Excerpts from a dataset
%%
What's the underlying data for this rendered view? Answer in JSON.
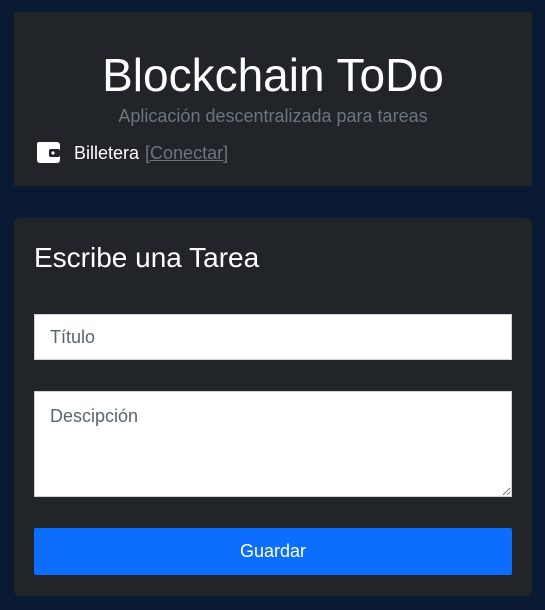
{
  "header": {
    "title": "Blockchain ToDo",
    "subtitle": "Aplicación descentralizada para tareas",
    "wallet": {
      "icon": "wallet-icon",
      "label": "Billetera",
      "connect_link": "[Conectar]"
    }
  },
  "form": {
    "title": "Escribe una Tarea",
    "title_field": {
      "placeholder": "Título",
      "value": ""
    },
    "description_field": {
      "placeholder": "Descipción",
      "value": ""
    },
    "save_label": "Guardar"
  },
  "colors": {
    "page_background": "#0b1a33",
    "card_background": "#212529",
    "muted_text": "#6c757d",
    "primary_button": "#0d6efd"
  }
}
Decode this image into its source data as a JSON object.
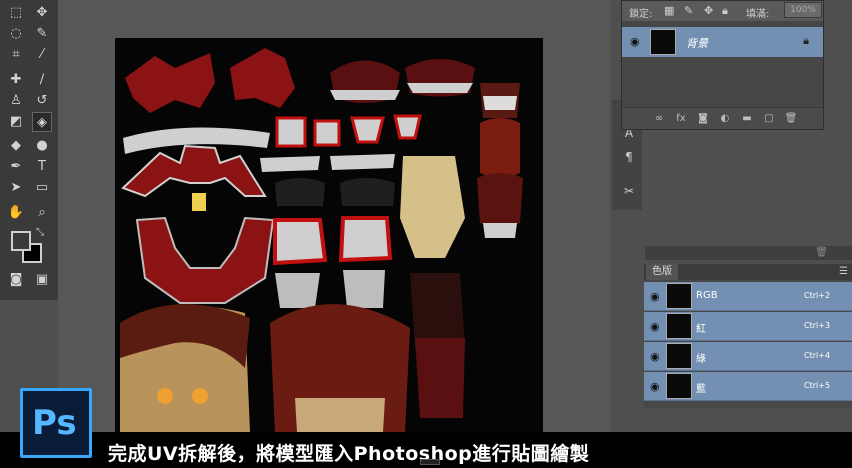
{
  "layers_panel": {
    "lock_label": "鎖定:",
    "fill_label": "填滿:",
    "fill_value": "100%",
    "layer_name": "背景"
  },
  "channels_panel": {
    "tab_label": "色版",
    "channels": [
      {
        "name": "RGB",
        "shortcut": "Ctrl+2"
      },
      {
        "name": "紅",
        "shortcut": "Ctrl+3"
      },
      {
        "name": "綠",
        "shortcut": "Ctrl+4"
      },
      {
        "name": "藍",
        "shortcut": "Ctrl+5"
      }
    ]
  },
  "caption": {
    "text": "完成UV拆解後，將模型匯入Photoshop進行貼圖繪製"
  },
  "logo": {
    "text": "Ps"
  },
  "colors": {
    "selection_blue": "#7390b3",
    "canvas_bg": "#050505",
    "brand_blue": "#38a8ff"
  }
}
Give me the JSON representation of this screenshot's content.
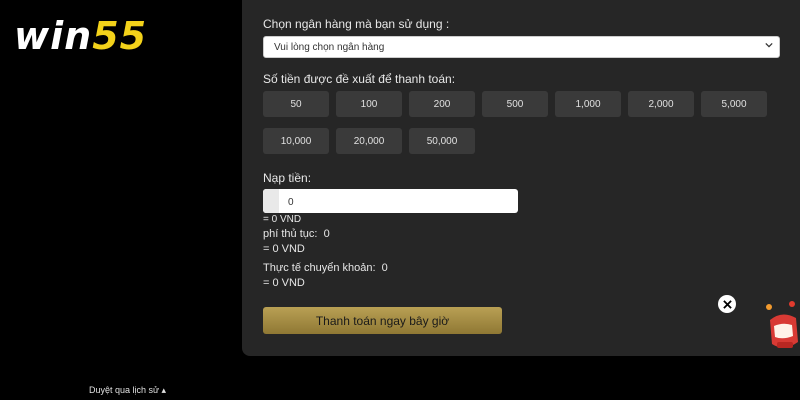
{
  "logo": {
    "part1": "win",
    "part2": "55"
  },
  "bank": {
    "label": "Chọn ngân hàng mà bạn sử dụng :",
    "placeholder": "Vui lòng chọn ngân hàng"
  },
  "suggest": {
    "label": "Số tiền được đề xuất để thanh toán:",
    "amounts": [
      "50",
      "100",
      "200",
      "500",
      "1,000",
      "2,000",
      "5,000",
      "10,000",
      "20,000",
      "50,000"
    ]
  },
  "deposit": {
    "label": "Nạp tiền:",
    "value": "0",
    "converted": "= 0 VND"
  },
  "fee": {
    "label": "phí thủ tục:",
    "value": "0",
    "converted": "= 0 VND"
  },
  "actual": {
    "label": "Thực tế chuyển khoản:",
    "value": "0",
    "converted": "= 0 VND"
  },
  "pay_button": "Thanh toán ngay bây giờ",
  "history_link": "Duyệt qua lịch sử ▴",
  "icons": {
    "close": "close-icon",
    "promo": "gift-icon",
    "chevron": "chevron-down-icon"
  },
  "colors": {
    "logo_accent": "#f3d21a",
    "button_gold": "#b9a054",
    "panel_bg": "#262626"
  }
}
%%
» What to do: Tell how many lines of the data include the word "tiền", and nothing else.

» Output: 2